    [/tex]
    That is meant to be a double surface integral but not sure how to do that in latex

    3. The attempt at a solution
    Very new to this, so be kind :)

    for the LHS
    [tex]
    \int \int \int_V \nabla \cdot \vec{F} dV = 6 \int \int \int_V r^2 dV \\
    = 6 \int_0^R r^2 r^2 dr \int_0^{2 \pi} d\phi \int_0^{\pi} \sin{\theta} d\theta \\
    = 6 [\frac{1}{5}r^5]_0^R [\phi]_0^{\pi} [\cos{\theta}]_0^{2 \pi} \\
    = 6(\frac{1}{5} R^5) (2 \pi ) (2) = \frac{24}{5} \pi R^5
    [/tex]

    for the RHS
    [tex]
    \int \int_S \vec{F} \cdot d\vec{S} = \int \int_S r^3 \vec{r} \cdot d \vec{S} = \int \int_S r^3 \vec{r} \cdot \vec{\hat{n}} dS \\
    [/tex]

    Then I calc [itex]r^3 \vec{r} \cdot \vec{\hat{n}} [/itex]

    [tex]
    r^3 \vec{r} \cdot \vec{\hat{n}} = r^3 \vec{r} \cdot \frac{r^3 \vec{r}}{r^3 r} = \frac{r^2 r^3}{r} = r^4
    [/tex]

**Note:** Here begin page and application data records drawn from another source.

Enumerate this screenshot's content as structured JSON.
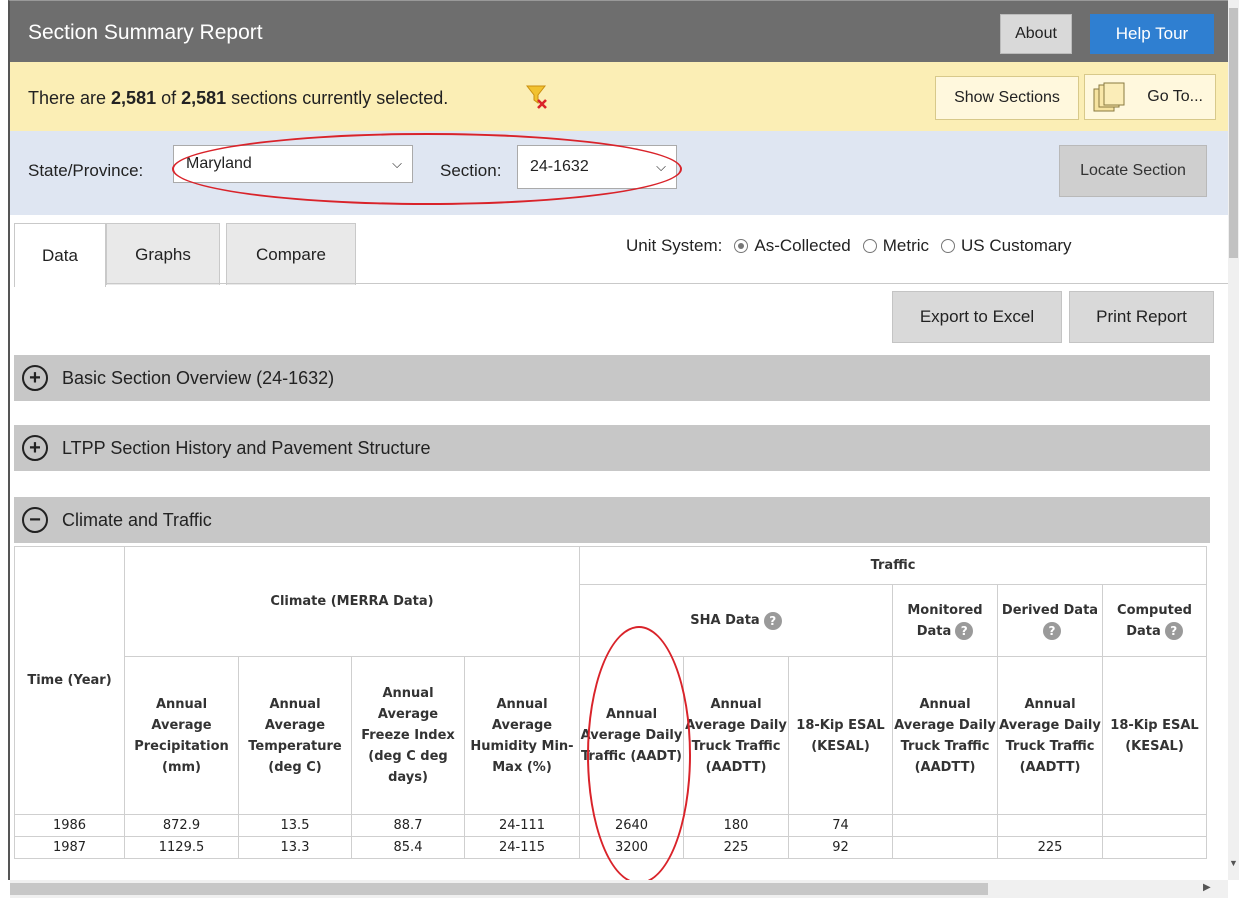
{
  "header": {
    "title": "Section Summary Report",
    "about_label": "About",
    "help_label": "Help Tour"
  },
  "banner": {
    "prefix": "There are ",
    "selected": "2,581",
    "of": " of ",
    "total": "2,581",
    "suffix": " sections currently selected.",
    "show_sections_label": "Show Sections",
    "goto_label": "Go To..."
  },
  "filters": {
    "state_label": "State/Province:",
    "state_value": "Maryland",
    "section_label": "Section:",
    "section_value": "24-1632",
    "locate_label": "Locate Section"
  },
  "tabs": [
    "Data",
    "Graphs",
    "Compare"
  ],
  "units": {
    "label": "Unit System:",
    "options": [
      "As-Collected",
      "Metric",
      "US Customary"
    ],
    "selected": "As-Collected"
  },
  "actions": {
    "export": "Export to Excel",
    "print": "Print Report"
  },
  "sections": [
    {
      "label": "Basic Section Overview (24-1632)",
      "state": "collapsed"
    },
    {
      "label": "LTPP Section History and Pavement Structure",
      "state": "collapsed"
    },
    {
      "label": "Climate and Traffic",
      "state": "expanded"
    }
  ],
  "table": {
    "time_header": "Time (Year)",
    "climate_group": "Climate (MERRA Data)",
    "traffic_group": "Traffic",
    "sha_group": "SHA Data",
    "monitored_group": "Monitored Data",
    "derived_group": "Derived Data",
    "computed_group": "Computed Data",
    "columns": {
      "precip": "Annual Average Precipitation (mm)",
      "temp": "Annual Average Temperature (deg C)",
      "freeze": "Annual Average Freeze Index (deg C deg days)",
      "humidity": "Annual Average Humidity Min-Max (%)",
      "aadt": "Annual Average Daily Traffic (AADT)",
      "sha_aadtt": "Annual Average Daily Truck Traffic (AADTT)",
      "sha_esal": "18-Kip ESAL (KESAL)",
      "mon_aadtt": "Annual Average Daily Truck Traffic (AADTT)",
      "der_aadtt": "Annual Average Daily Truck Traffic (AADTT)",
      "comp_esal": "18-Kip ESAL (KESAL)"
    },
    "rows": [
      {
        "year": "1986",
        "precip": "872.9",
        "temp": "13.5",
        "freeze": "88.7",
        "humidity": "24-111",
        "aadt": "2640",
        "sha_aadtt": "180",
        "sha_esal": "74",
        "mon_aadtt": "",
        "der_aadtt": "",
        "comp_esal": ""
      },
      {
        "year": "1987",
        "precip": "1129.5",
        "temp": "13.3",
        "freeze": "85.4",
        "humidity": "24-115",
        "aadt": "3200",
        "sha_aadtt": "225",
        "sha_esal": "92",
        "mon_aadtt": "",
        "der_aadtt": "225",
        "comp_esal": ""
      }
    ]
  },
  "colors": {
    "titlebar": "#6e6e6e",
    "help": "#2f7fd1",
    "banner": "#fbeeb5",
    "filterbar": "#dfe6f2",
    "annotation": "#d9232a"
  }
}
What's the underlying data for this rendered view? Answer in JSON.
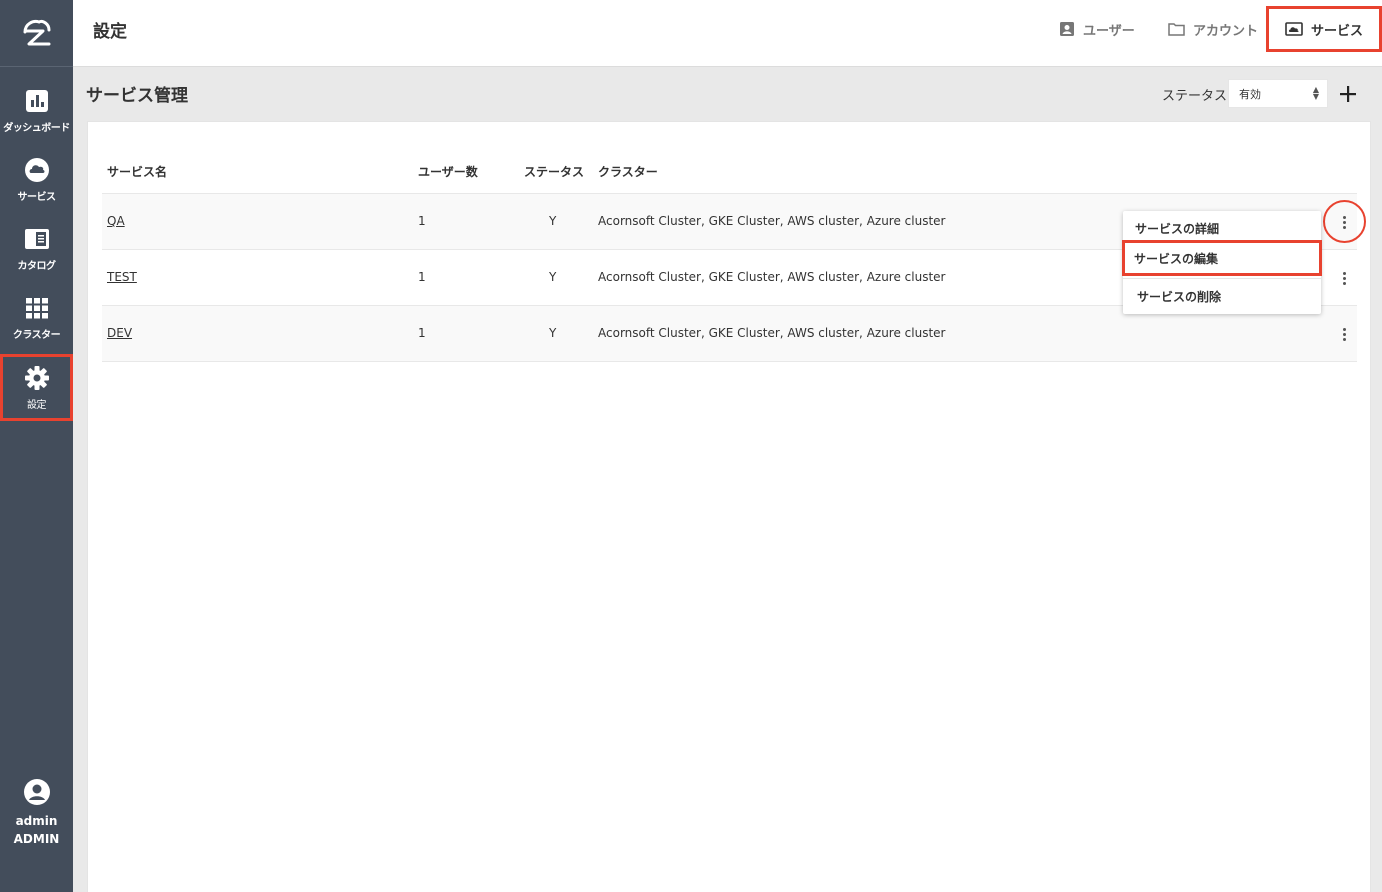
{
  "sidebar": {
    "items": [
      {
        "label": "ダッシュボード",
        "icon": "dashboard-chart-icon"
      },
      {
        "label": "サービス",
        "icon": "cloud-icon"
      },
      {
        "label": "カタログ",
        "icon": "catalog-book-icon"
      },
      {
        "label": "クラスター",
        "icon": "grid-icon"
      },
      {
        "label": "設定",
        "icon": "gear-icon"
      }
    ],
    "user": {
      "name": "admin",
      "role": "ADMIN"
    }
  },
  "header": {
    "title": "設定",
    "tabs": [
      {
        "label": "ユーザー",
        "icon": "user-card-icon"
      },
      {
        "label": "アカウント",
        "icon": "folder-icon"
      },
      {
        "label": "サービス",
        "icon": "cloud-box-icon"
      }
    ]
  },
  "section": {
    "title": "サービス管理",
    "status_label": "ステータス：",
    "status_value": "有効"
  },
  "table": {
    "headers": [
      "サービス名",
      "ユーザー数",
      "ステータス",
      "クラスター"
    ],
    "rows": [
      {
        "name": "QA",
        "users": "1",
        "status": "Y",
        "clusters": "Acornsoft Cluster, GKE Cluster, AWS cluster, Azure cluster"
      },
      {
        "name": "TEST",
        "users": "1",
        "status": "Y",
        "clusters": "Acornsoft Cluster, GKE Cluster, AWS cluster, Azure cluster"
      },
      {
        "name": "DEV",
        "users": "1",
        "status": "Y",
        "clusters": "Acornsoft Cluster, GKE Cluster, AWS cluster, Azure cluster"
      }
    ]
  },
  "menu": {
    "items": [
      "サービスの詳細",
      "サービスの編集",
      "サービスの削除"
    ]
  },
  "colors": {
    "sidebar": "#434d5b",
    "highlight": "#e8422f"
  }
}
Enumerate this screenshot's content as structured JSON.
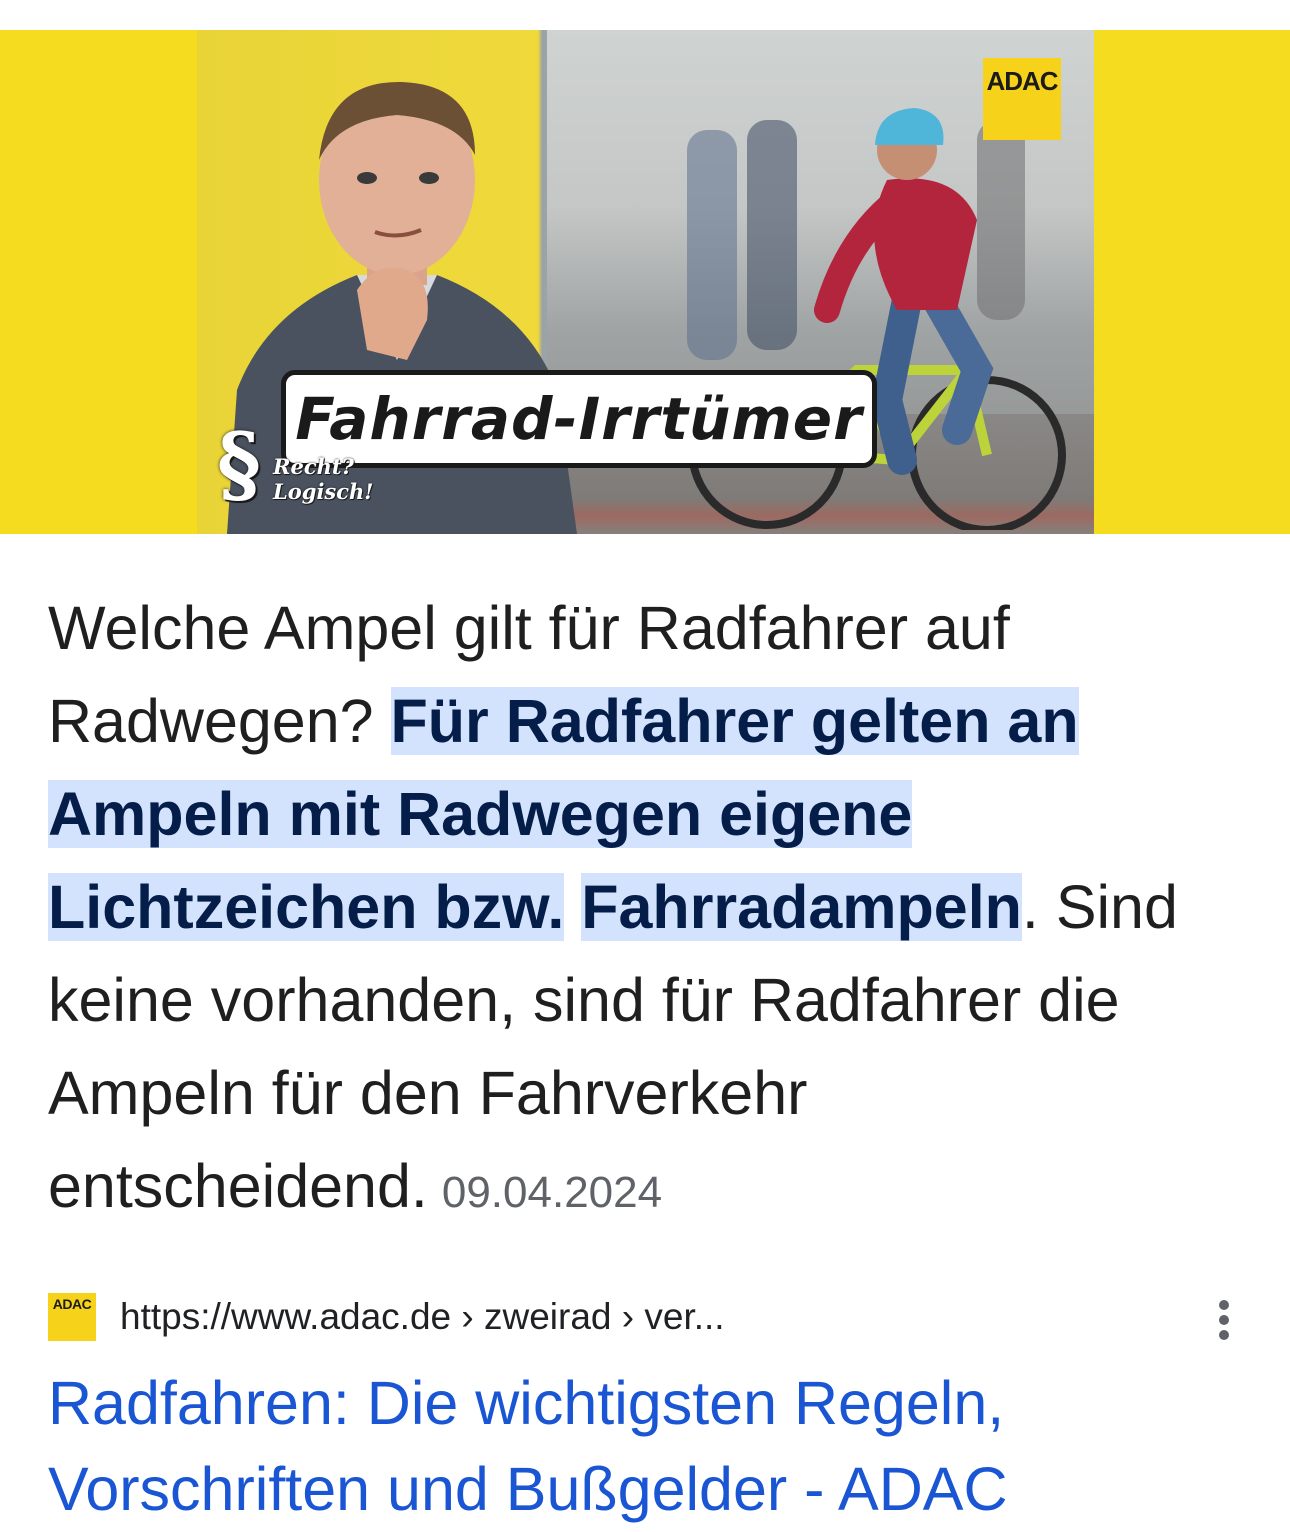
{
  "hero": {
    "brand_badge": "ADAC",
    "title": "Fahrrad-Irrtümer",
    "section_symbol": "§",
    "section_line1": "Recht?",
    "section_line2": "Logisch!"
  },
  "answer": {
    "intro": "Welche Ampel gilt für Radfahrer auf Radwegen? ",
    "highlight1": "Für Radfahrer gelten an Ampeln mit Radwegen eigene Lichtzeichen bzw.",
    "space": " ",
    "highlight2": "Fahrradampeln",
    "rest": ". Sind keine vorhanden, sind für Radfahrer die Ampeln für den Fahrverkehr entscheidend.",
    "date": "09.04.2024"
  },
  "source": {
    "favicon_text": "ADAC",
    "url": "https://www.adac.de › zweirad › ver..."
  },
  "result": {
    "title": "Radfahren: Die wichtigsten Regeln, Vorschriften und Bußgelder - ADAC"
  },
  "icons": {
    "more": "more-vert-icon"
  },
  "colors": {
    "highlight_bg": "#d3e3fd",
    "link": "#1a56d4",
    "adac_yellow": "#f7d21b"
  }
}
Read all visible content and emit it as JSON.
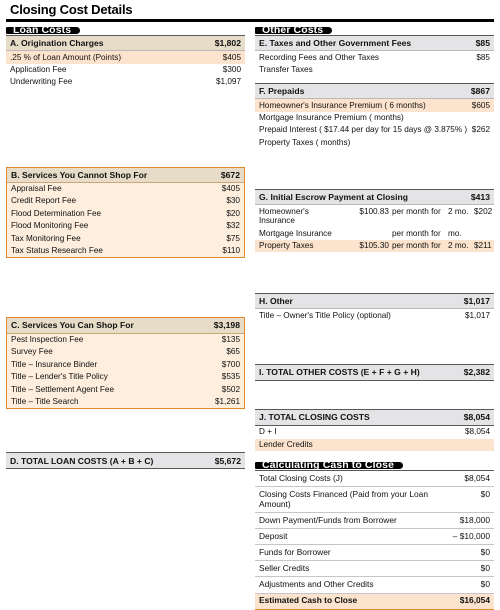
{
  "document": {
    "title": "Closing Cost Details"
  },
  "loan_costs": {
    "tab_label": "Loan Costs",
    "sections": [
      {
        "id": "A",
        "header": "A.  Origination Charges",
        "header_amount": "$1,802",
        "items": [
          {
            "label": ".25 % of Loan Amount (Points)",
            "amount": "$405",
            "highlight": true
          },
          {
            "label": "Application Fee",
            "amount": "$300",
            "highlight": false
          },
          {
            "label": "Underwriting Fee",
            "amount": "$1,097",
            "highlight": false
          }
        ]
      },
      {
        "id": "B",
        "header": "B.  Services You Cannot Shop For",
        "header_amount": "$672",
        "items": [
          {
            "label": "Appraisal Fee",
            "amount": "$405"
          },
          {
            "label": "Credit Report Fee",
            "amount": "$30"
          },
          {
            "label": "Flood Determination Fee",
            "amount": "$20"
          },
          {
            "label": "Flood Monitoring Fee",
            "amount": "$32"
          },
          {
            "label": "Tax Monitoring Fee",
            "amount": "$75"
          },
          {
            "label": "Tax Status Research Fee",
            "amount": "$110"
          }
        ]
      },
      {
        "id": "C",
        "header": "C.  Services You Can Shop For",
        "header_amount": "$3,198",
        "items": [
          {
            "label": "Pest Inspection Fee",
            "amount": "$135"
          },
          {
            "label": "Survey Fee",
            "amount": "$65"
          },
          {
            "label": "Title – Insurance Binder",
            "amount": "$700"
          },
          {
            "label": "Title – Lender's Title Policy",
            "amount": "$535"
          },
          {
            "label": "Title – Settlement Agent Fee",
            "amount": "$502"
          },
          {
            "label": "Title – Title Search",
            "amount": "$1,261"
          }
        ]
      }
    ],
    "total": {
      "label": "D.  TOTAL LOAN COSTS (A + B + C)",
      "amount": "$5,672"
    }
  },
  "other_costs": {
    "tab_label": "Other Costs",
    "section_e": {
      "header": "E.  Taxes and Other Government Fees",
      "header_amount": "$85",
      "items": [
        {
          "label": "Recording Fees and Other Taxes",
          "amount": "$85"
        },
        {
          "label": "Transfer Taxes",
          "amount": ""
        }
      ]
    },
    "section_f": {
      "header": "F.  Prepaids",
      "header_amount": "$867",
      "items": [
        {
          "label": "Homeowner's Insurance Premium (  6    months)",
          "amount": "$605",
          "highlight": true
        },
        {
          "label": "Mortgage Insurance Premium (        months)",
          "amount": "",
          "highlight": false
        },
        {
          "label": "Prepaid Interest  ( $17.44  per day for 15 days @ 3.875% )",
          "amount": "$262",
          "highlight": false
        },
        {
          "label": "Property Taxes (        months)",
          "amount": "",
          "highlight": false
        }
      ]
    },
    "section_g": {
      "header": "G.  Initial Escrow Payment at Closing",
      "header_amount": "$413",
      "rows": [
        {
          "label": "Homeowner's Insurance",
          "rate": "$100.83",
          "per": "per month for",
          "months": "2  mo.",
          "amount": "$202",
          "highlight": false
        },
        {
          "label": "Mortgage Insurance",
          "rate": "",
          "per": "per month for",
          "months": "mo.",
          "amount": "",
          "highlight": false
        },
        {
          "label": "Property Taxes",
          "rate": "$105.30",
          "per": "per month for",
          "months": "2  mo.",
          "amount": "$211",
          "highlight": true
        }
      ]
    },
    "section_h": {
      "header": "H. Other",
      "header_amount": "$1,017",
      "items": [
        {
          "label": "Title – Owner's Title Policy (optional)",
          "amount": "$1,017"
        }
      ]
    },
    "total_i": {
      "label": "I.  TOTAL OTHER COSTS (E + F + G + H)",
      "amount": "$2,382"
    },
    "section_j": {
      "header": "J.  TOTAL CLOSING COSTS",
      "header_amount": "$8,054",
      "items": [
        {
          "label": "D + I",
          "amount": "$8,054",
          "highlight": false
        },
        {
          "label": "Lender Credits",
          "amount": "",
          "highlight": true
        }
      ]
    }
  },
  "cash_to_close": {
    "tab_label": "Calculating Cash to Close",
    "rows": [
      {
        "label": "Total Closing Costs (J)",
        "amount": "$8,054"
      },
      {
        "label": "Closing Costs Financed (Paid from your Loan Amount)",
        "amount": "$0"
      },
      {
        "label": "Down Payment/Funds from Borrower",
        "amount": "$18,000"
      },
      {
        "label": "Deposit",
        "amount": "– $10,000"
      },
      {
        "label": "Funds for Borrower",
        "amount": "$0"
      },
      {
        "label": "Seller Credits",
        "amount": "$0"
      },
      {
        "label": "Adjustments and Other Credits",
        "amount": "$0"
      }
    ],
    "final": {
      "label": "Estimated Cash to Close",
      "amount": "$16,054"
    }
  },
  "colors": {
    "tab_background": "#000000",
    "section_header_tan": "#e6dcc8",
    "section_header_gray": "#e4e4e6",
    "highlight_peach": "#fbe3cd",
    "box_border_orange": "#e08a2e"
  }
}
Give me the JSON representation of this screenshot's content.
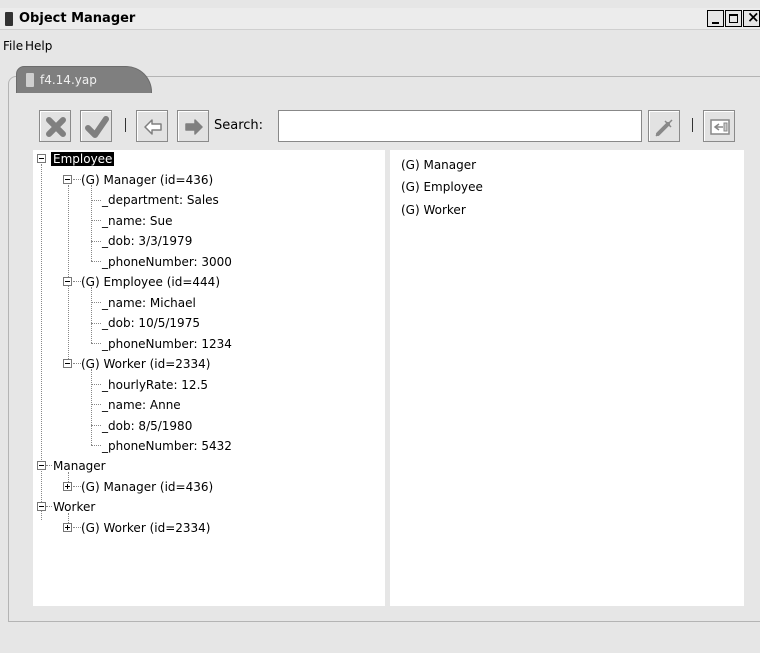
{
  "window": {
    "title": "Object Manager"
  },
  "menu": {
    "items": [
      "File",
      "Help"
    ]
  },
  "tab": {
    "label": "f4.14.yap"
  },
  "toolbar": {
    "search_label": "Search:",
    "search_value": ""
  },
  "tree": {
    "rows": [
      "Employee",
      "(G) Manager (id=436)",
      "_department: Sales",
      "_name: Sue",
      "_dob: 3/3/1979",
      "_phoneNumber: 3000",
      "(G) Employee (id=444)",
      "_name: Michael",
      "_dob: 10/5/1975",
      "_phoneNumber: 1234",
      "(G) Worker (id=2334)",
      "_hourlyRate: 12.5",
      "_name: Anne",
      "_dob: 8/5/1980",
      "_phoneNumber: 5432",
      "Manager",
      "(G) Manager (id=436)",
      "Worker",
      "(G) Worker (id=2334)"
    ]
  },
  "class_list": {
    "items": [
      "(G) Manager",
      "(G) Employee",
      "(G) Worker"
    ]
  },
  "colors": {
    "selection": "#000000",
    "tab": "#7f7f7f",
    "background": "#e6e6e6"
  }
}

    so...

    [tex]
    \int \int_S r^3 \vec{r} \cdot \vec{\hat{n}} dS = \int \int_S r^4 dS \\
    = \int_0^{2 \pi} d \phi \int_0^{\pi} R^4 R^2 \sin{\theta} d \theta \\
    = R^6 [\phi]_0^{2 \pi} [\cos{\theta}]_0^{\pi} = 4 \pi R^6
    [/tex]
     
    Last edited: Oct 21, 2015
  2. jcsd
  3. Oct 21, 2015 #2

    Geofleur

    User Avatar
    Science Advisor
    Gold Member

    Well, for starters, I don't think that ## \nabla \cdot r^3 \mathbf{r} = 6r^2 ##.
     
  4. Oct 21, 2015 #3
    That is a given though, it is part of the question. It says, "given that ## \nabla \cdot r^3 \mathbf{r} = 6r^2 ## ..."

    I am assuming that the vector r=(x,y,z) as that is what is used throughout the coursework.
     
  5. Oct 21, 2015 #4

    Geofleur

    User Avatar
    Science Advisor
    Gold Member

    First, note that, if ## r ## has the dimension of length (##L##), then ##r^3 \mathbf{r} ## must have the dimension of ## L^4 ##. But the derivative has the dimension of ## 1 / L ##, so the result must have the dimension of ## L^3 ##, not ## L^2 ##. Second, you can just calculate it. Hint: Write ## r^3 \mathbf{r}## as ##r^3(x\mathbf{i} + y \mathbf{j} + z\mathbf{k}) ## and note that, for example, ## \frac{\partial r}{\partial x} = \frac{x}{r} ##.
     
  6. Oct 21, 2015 #5


    EDIT: Yes I have just calculated it, and i do get [itex]6r^3[/itex]!!
     
    Last edited: Oct 21, 2015
  7. Oct 21, 2015 #6

    Geofleur

    User Avatar
    Science Advisor
    Gold Member

    Even the greatest books have been known to contain errors. Besides, if you do the problem with the correct value of ## \nabla \cdot \mathbf{F} ##, everything works out the way it's supposed to.
     
  8. Oct 21, 2015 #7
    Yes, see my edit above. I get [itex[6r^3[/itex] ! Haha. My lecturer may have told us about the error, but if he did, I was either not there or didnt hear it! haha

    Thanks!!
     
  9. Oct 21, 2015 #8
    Yes I can see now that the LHS would also equal [itex]4 \pi R^6[/itex] when using the correct value for the divergence of F. No wonder they were not equal to eachother! I should have realised the mistake myself to be fair, but this was my first actual problem using Gauss' Theorem, thanks for your help.
     
Know someone interested in this topic? Share this thread via Reddit, Google+, Twitter, or Facebook

Have something to add?
Draft saved Draft deleted



Similar Discussions: Gauss' Theorem - Divergence Theorem for Sphere
  1. Gauss' Theorem (Replies: 4)

  2. Gauss's theorem (Replies: 8)

  3. Gauss's Theorem (Replies: 4)

  4. Gauss's Theorem (Replies: 9)

  5. Gauss' Theorem (Replies: 12)

Loading...